[Stored items from a collection]
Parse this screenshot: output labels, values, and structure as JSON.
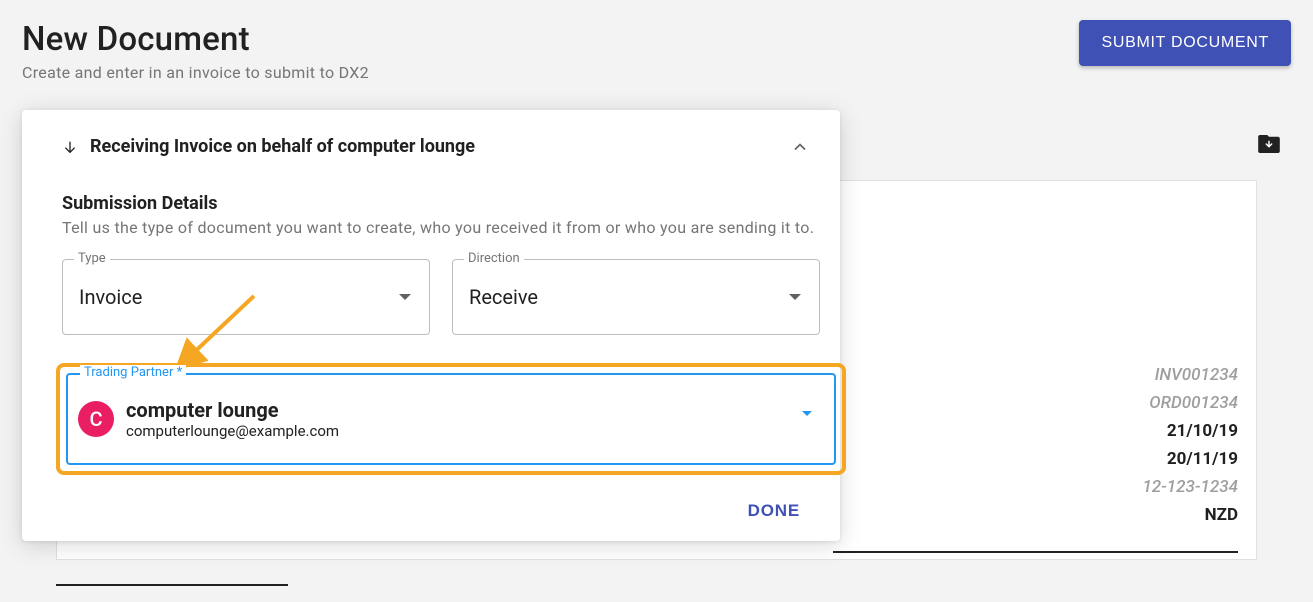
{
  "header": {
    "title": "New Document",
    "subtitle": "Create and enter in an invoice to submit to DX2",
    "submit_label": "SUBMIT DOCUMENT"
  },
  "panel": {
    "header_title": "Receiving Invoice on behalf of computer lounge",
    "section_title": "Submission Details",
    "section_desc": "Tell us the type of document you want to create, who you received it from or who you are sending it to.",
    "type": {
      "label": "Type",
      "value": "Invoice"
    },
    "direction": {
      "label": "Direction",
      "value": "Receive"
    },
    "partner": {
      "label": "Trading Partner *",
      "initial": "C",
      "name": "computer lounge",
      "email": "computerlounge@example.com"
    },
    "done_label": "DONE"
  },
  "invoice_values": {
    "invoice_no": "INV001234",
    "order_no": "ORD001234",
    "date1": "21/10/19",
    "date2": "20/11/19",
    "phone": "12-123-1234",
    "currency": "NZD"
  }
}
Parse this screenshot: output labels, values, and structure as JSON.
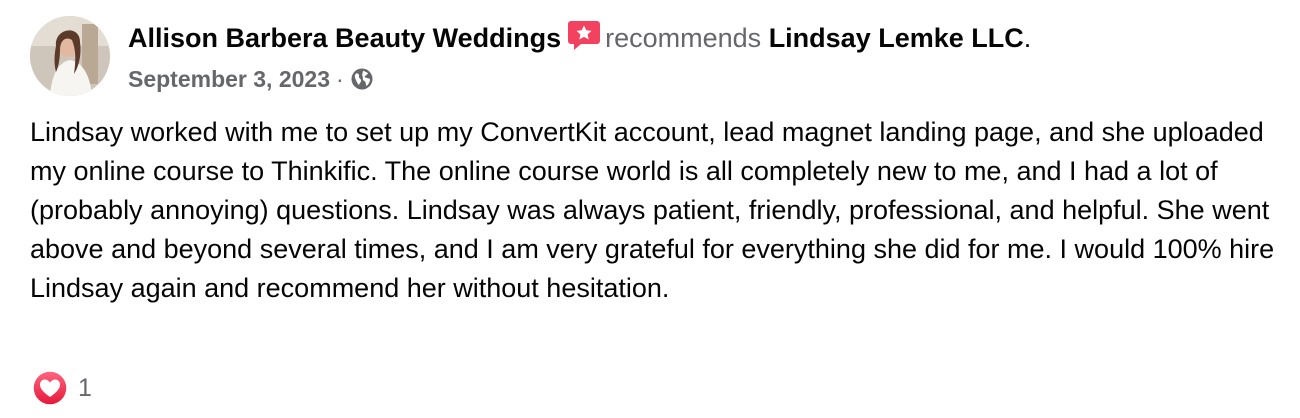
{
  "post": {
    "author_name": "Allison Barbera Beauty Weddings",
    "recommends_text": "recommends",
    "target_name": "Lindsay Lemke LLC",
    "period": ".",
    "date": "September 3, 2023",
    "separator": "·",
    "audience_icon": "globe-icon",
    "recommend_icon": "recommendation-star-icon",
    "body": "Lindsay worked with me to set up my ConvertKit account, lead magnet landing page, and she uploaded my online course to Thinkific. The online course world is all completely new to me, and I had a lot of (probably annoying) questions. Lindsay was always patient, friendly, professional, and helpful. She went above and beyond several times, and I am very grateful for everything she did for me. I would 100% hire Lindsay again and recommend her without hesitation.",
    "reaction_icon": "love-reaction-icon",
    "reaction_count": "1"
  },
  "colors": {
    "text_primary": "#050505",
    "text_secondary": "#65676b",
    "recommend_accent": "#f3425f",
    "love_accent": "#f02849"
  }
}
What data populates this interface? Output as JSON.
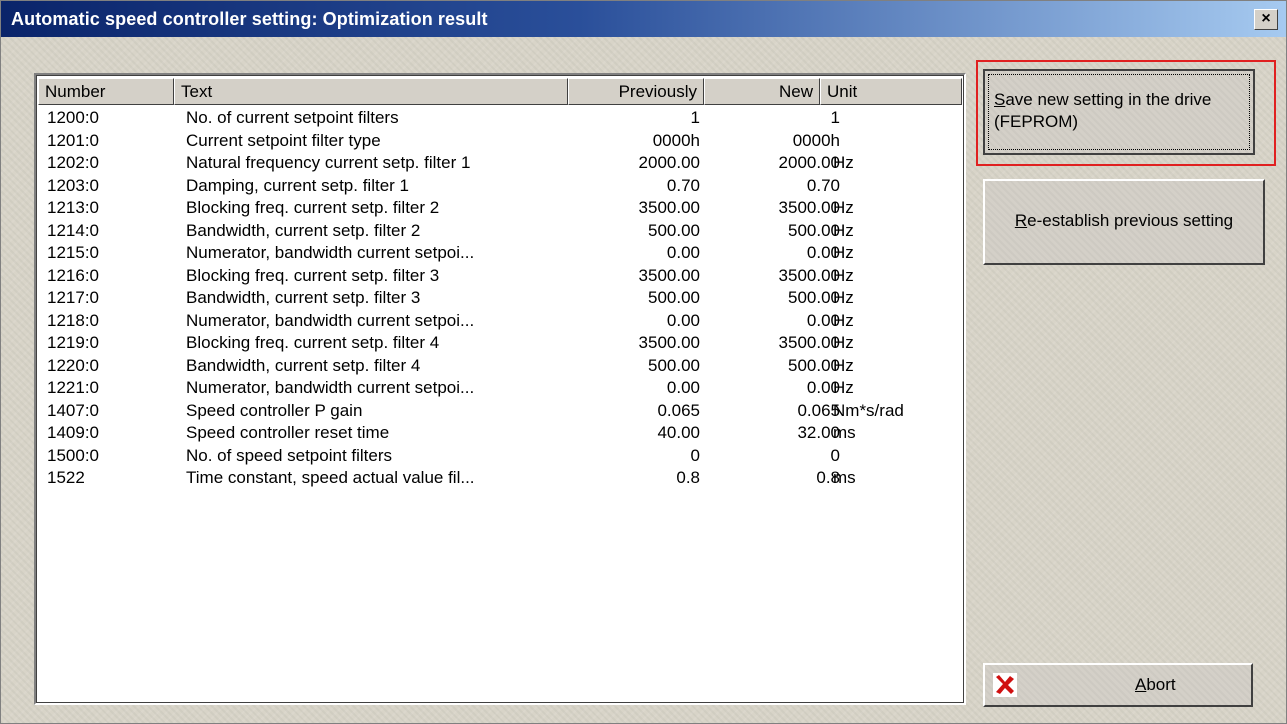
{
  "window": {
    "title": "Automatic speed controller setting: Optimization result",
    "close_label": "×"
  },
  "table": {
    "columns": [
      "Number",
      "Text",
      "Previously",
      "New",
      "Unit"
    ],
    "rows": [
      [
        "1200:0",
        "No. of current setpoint filters",
        "1",
        "1",
        ""
      ],
      [
        "1201:0",
        "Current setpoint filter type",
        "0000h",
        "0000h",
        ""
      ],
      [
        "1202:0",
        "Natural frequency current setp. filter 1",
        "2000.00",
        "2000.00",
        "Hz"
      ],
      [
        "1203:0",
        "Damping, current setp. filter 1",
        "0.70",
        "0.70",
        ""
      ],
      [
        "1213:0",
        "Blocking freq. current setp. filter 2",
        "3500.00",
        "3500.00",
        "Hz"
      ],
      [
        "1214:0",
        "Bandwidth, current setp. filter 2",
        "500.00",
        "500.00",
        "Hz"
      ],
      [
        "1215:0",
        "Numerator, bandwidth current setpoi...",
        "0.00",
        "0.00",
        "Hz"
      ],
      [
        "1216:0",
        "Blocking freq. current setp. filter 3",
        "3500.00",
        "3500.00",
        "Hz"
      ],
      [
        "1217:0",
        "Bandwidth, current setp. filter 3",
        "500.00",
        "500.00",
        "Hz"
      ],
      [
        "1218:0",
        "Numerator, bandwidth current setpoi...",
        "0.00",
        "0.00",
        "Hz"
      ],
      [
        "1219:0",
        "Blocking freq. current setp. filter 4",
        "3500.00",
        "3500.00",
        "Hz"
      ],
      [
        "1220:0",
        "Bandwidth, current setp. filter 4",
        "500.00",
        "500.00",
        "Hz"
      ],
      [
        "1221:0",
        "Numerator, bandwidth current setpoi...",
        "0.00",
        "0.00",
        "Hz"
      ],
      [
        "1407:0",
        "Speed controller P gain",
        "0.065",
        "0.065",
        "Nm*s/rad"
      ],
      [
        "1409:0",
        "Speed controller reset time",
        "40.00",
        "32.00",
        "ms"
      ],
      [
        "1500:0",
        "No. of speed setpoint filters",
        "0",
        "0",
        ""
      ],
      [
        "1522",
        "Time constant, speed actual value fil...",
        "0.8",
        "0.8",
        "ms"
      ]
    ]
  },
  "buttons": {
    "save_line1_key": "S",
    "save_line1_rest": "ave new setting in the drive",
    "save_line2": "(FEPROM)",
    "reestablish_key": "R",
    "reestablish_rest": "e-establish previous setting",
    "abort_key": "A",
    "abort_rest": "bort"
  },
  "colors": {
    "title_gradient_start": "#0a246a",
    "title_gradient_end": "#a6caf0",
    "highlight_border": "#e02020",
    "abort_icon": "#d01010"
  },
  "icons": {
    "abort": "red-x-icon",
    "close": "close-icon"
  }
}
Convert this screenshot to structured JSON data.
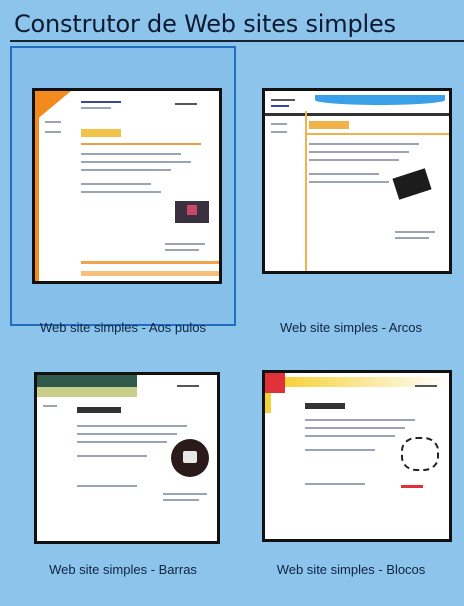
{
  "header": {
    "title": "Construtor de Web sites simples"
  },
  "templates": [
    {
      "label": "Web site simples - Aos pulos",
      "selected": true
    },
    {
      "label": "Web site simples - Arcos",
      "selected": false
    },
    {
      "label": "Web site simples - Barras",
      "selected": false
    },
    {
      "label": "Web site simples - Blocos",
      "selected": false
    }
  ],
  "colors": {
    "background": "#8cc4ec",
    "selection_border": "#1f6fbd",
    "title_text": "#0d1a30"
  }
}
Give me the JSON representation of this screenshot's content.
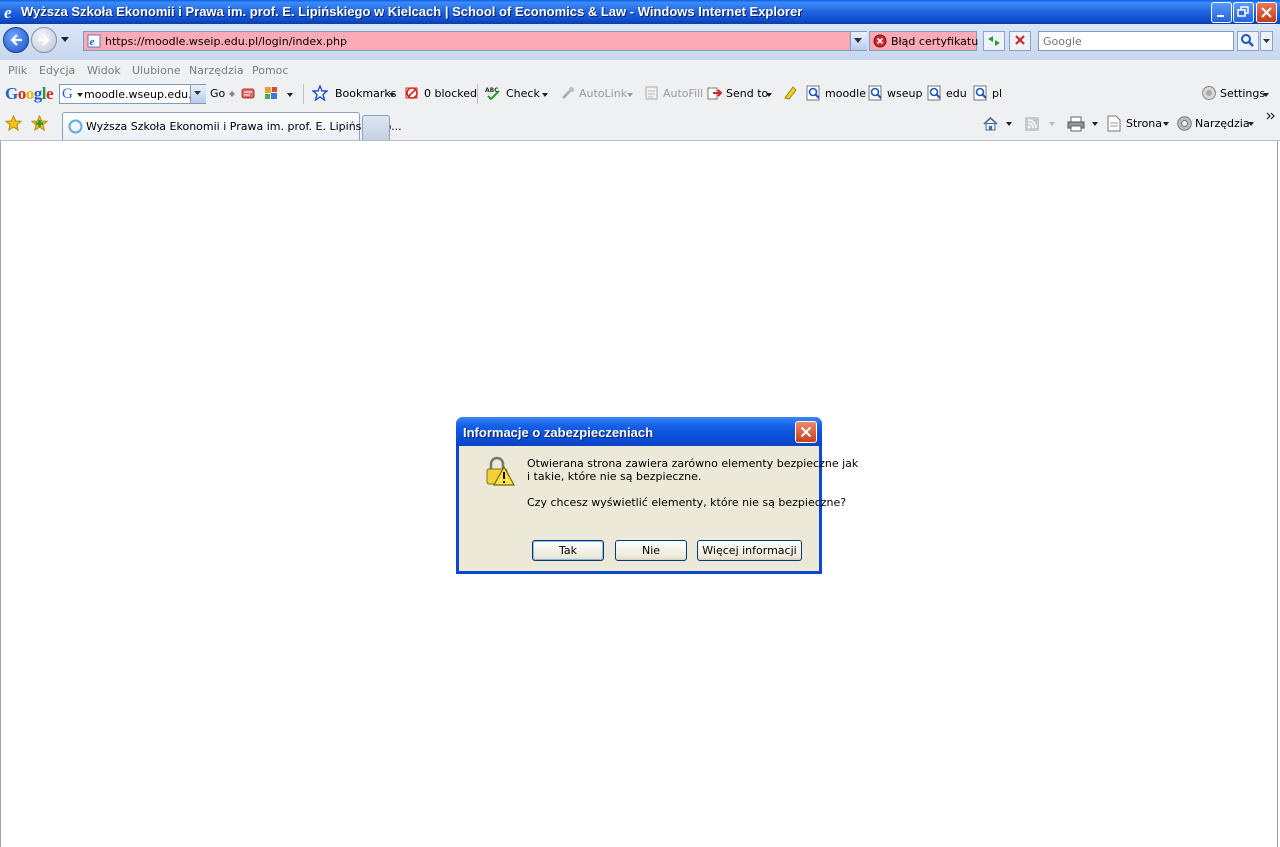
{
  "window": {
    "title": "Wyższa Szkoła Ekonomii i Prawa im. prof. E. Lipińskiego w Kielcach | School of Economics & Law  - Windows Internet Explorer"
  },
  "address_bar": {
    "url": "https://moodle.wseip.edu.pl/login/index.php",
    "certificate_error": "Błąd certyfikatu",
    "search_placeholder": "Google"
  },
  "menu": {
    "items": [
      "Plik",
      "Edycja",
      "Widok",
      "Ulubione",
      "Narzędzia",
      "Pomoc"
    ]
  },
  "google_toolbar": {
    "logo": "Google",
    "search_value": "moodle.wseup.edu.pl",
    "go_label": "Go",
    "bookmarks_label": "Bookmarks",
    "popup_blocked_label": "0 blocked",
    "check_label": "Check",
    "autolink_label": "AutoLink",
    "autofill_label": "AutoFill",
    "sendto_label": "Send to",
    "search_buttons": [
      "moodle",
      "wseup",
      "edu",
      "pl"
    ],
    "settings_label": "Settings"
  },
  "tabs": {
    "active_label": "Wyższa Szkoła Ekonomii i Prawa im. prof. E. Lipińskiego..."
  },
  "command_bar": {
    "page_label": "Strona",
    "tools_label": "Narzędzia"
  },
  "dialog": {
    "title": "Informacje o zabezpieczeniach",
    "message_line1": "Otwierana strona zawiera zarówno elementy bezpieczne jak",
    "message_line2": "i takie, które nie są bezpieczne.",
    "question": "Czy chcesz wyświetlić elementy, które nie są bezpieczne?",
    "yes_label": "Tak",
    "no_label": "Nie",
    "more_info_label": "Więcej informacji"
  },
  "colors": {
    "titlebar_blue": "#0a5ee8",
    "cert_error_pink": "#fbaab6",
    "dialog_face": "#ece9d8"
  }
}
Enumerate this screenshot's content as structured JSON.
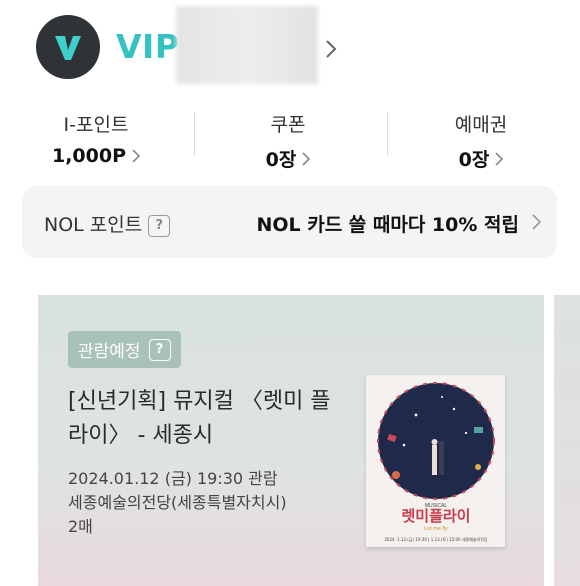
{
  "profile": {
    "tier": "VIP",
    "brand_color": "#34c3c0"
  },
  "stats": [
    {
      "label": "I-포인트",
      "value": "1,000P"
    },
    {
      "label": "쿠폰",
      "value": "0장"
    },
    {
      "label": "예매권",
      "value": "0장"
    }
  ],
  "nol": {
    "label": "NOL 포인트",
    "help": "?",
    "promo": "NOL 카드 쓸 때마다 10% 적립"
  },
  "booking": {
    "status": "관람예정",
    "help": "?",
    "title": "[신년기획] 뮤지컬 〈렛미 플라이〉 - 세종시",
    "datetime": "2024.01.12 (금)  19:30 관람",
    "venue": "세종예술의전당(세종특별자치시)",
    "quantity": "2매",
    "poster": {
      "top_label": "MUSICAL",
      "title": "렛미플라이",
      "subtitle": "Let me fly",
      "dates": "2024. 1.12.(금) 19:30 | 1.13.(토) 15:00  세종예술의전당"
    }
  }
}
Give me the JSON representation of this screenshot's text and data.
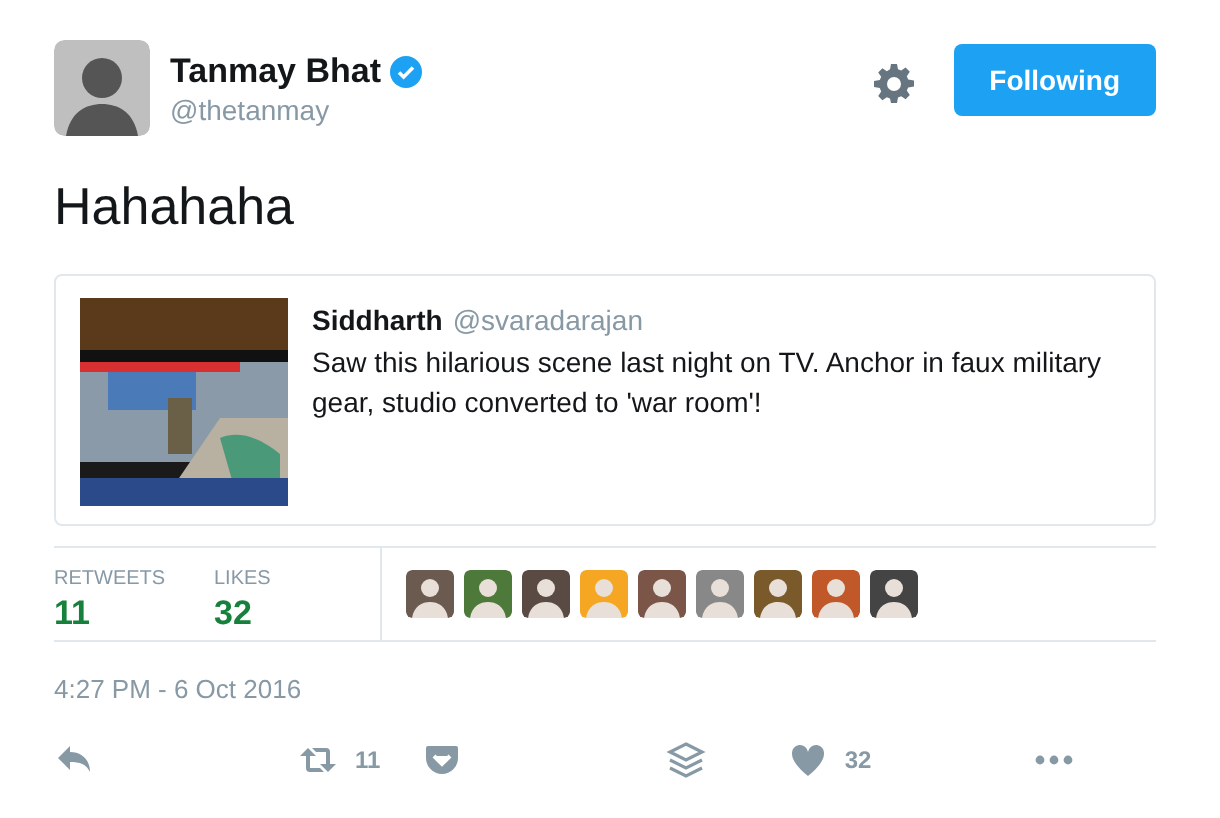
{
  "author": {
    "name": "Tanmay Bhat",
    "verified": true,
    "handle": "@thetanmay"
  },
  "follow_button": {
    "label": "Following",
    "following": true
  },
  "text": "Hahahaha",
  "quoted_tweet": {
    "name": "Siddharth",
    "handle": "@svaradarajan",
    "text": "Saw this hilarious scene last night on TV. Anchor in faux military gear, studio converted to 'war room'!"
  },
  "stats": [
    {
      "label": "RETWEETS",
      "value": "11"
    },
    {
      "label": "LIKES",
      "value": "32"
    }
  ],
  "liker_avatars": [
    {
      "color": "#6b5a50"
    },
    {
      "color": "#4d7a3a"
    },
    {
      "color": "#5a4a44"
    },
    {
      "color": "#f5a623"
    },
    {
      "color": "#7a5548"
    },
    {
      "color": "#888888"
    },
    {
      "color": "#7a5a2a"
    },
    {
      "color": "#c0582a"
    },
    {
      "color": "#444444"
    }
  ],
  "timestamp": "4:27 PM - 6 Oct 2016",
  "actions": [
    {
      "kind": "reply"
    },
    {
      "kind": "retweet",
      "count": "11"
    },
    {
      "kind": "pocket"
    },
    {
      "kind": "buffer"
    },
    {
      "kind": "like",
      "count": "32"
    },
    {
      "kind": "more"
    }
  ]
}
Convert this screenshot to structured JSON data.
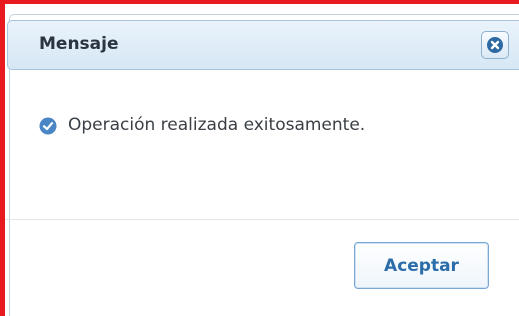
{
  "dialog": {
    "title": "Mensaje",
    "message": "Operación realizada exitosamente.",
    "accept_label": "Aceptar",
    "icons": {
      "close": "close-icon",
      "message": "check-circle-icon"
    }
  },
  "colors": {
    "frame_border": "#e8191f",
    "title_bar": "#dfedf8",
    "accent": "#2a6da9"
  }
}
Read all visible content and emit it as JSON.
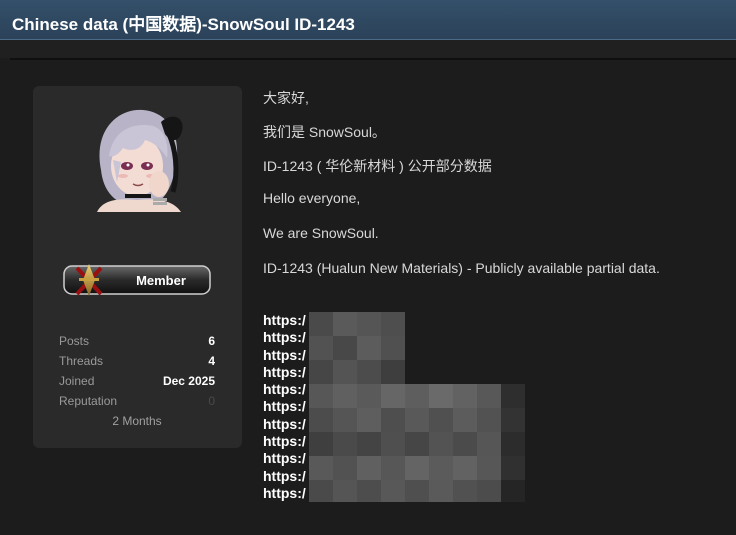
{
  "thread": {
    "title": "Chinese data (中国数据)-SnowSoul ID-1243"
  },
  "author": {
    "rank": "Member",
    "stats": [
      {
        "label": "Posts",
        "value": "6"
      },
      {
        "label": "Threads",
        "value": "4"
      },
      {
        "label": "Joined",
        "value": "Dec 2025"
      },
      {
        "label": "Reputation",
        "value": "0"
      }
    ],
    "tenure": "2 Months"
  },
  "post": {
    "lines": [
      "大家好,",
      "我们是 SnowSoul。",
      "ID-1243 ( 华伦新材料 ) 公开部分数据",
      "Hello everyone,",
      "We are SnowSoul.",
      "ID-1243 (Hualun New Materials) - Publicly available partial data."
    ],
    "links": [
      "https:/",
      "https:/",
      "https:/",
      "https:/",
      "https:/",
      "https:/",
      "https:/",
      "https:/",
      "https:/",
      "https:/",
      "https:/"
    ]
  },
  "icons": {
    "avatar": "anime-avatar-icon",
    "rank": "crossed-swords-icon",
    "redaction": "pixelated-redaction"
  }
}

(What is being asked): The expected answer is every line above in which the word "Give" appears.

(Answer for this exercise):
Give me the JSON representation of this screenshot's content.
Give me the JSON representation of this screenshot's text and data.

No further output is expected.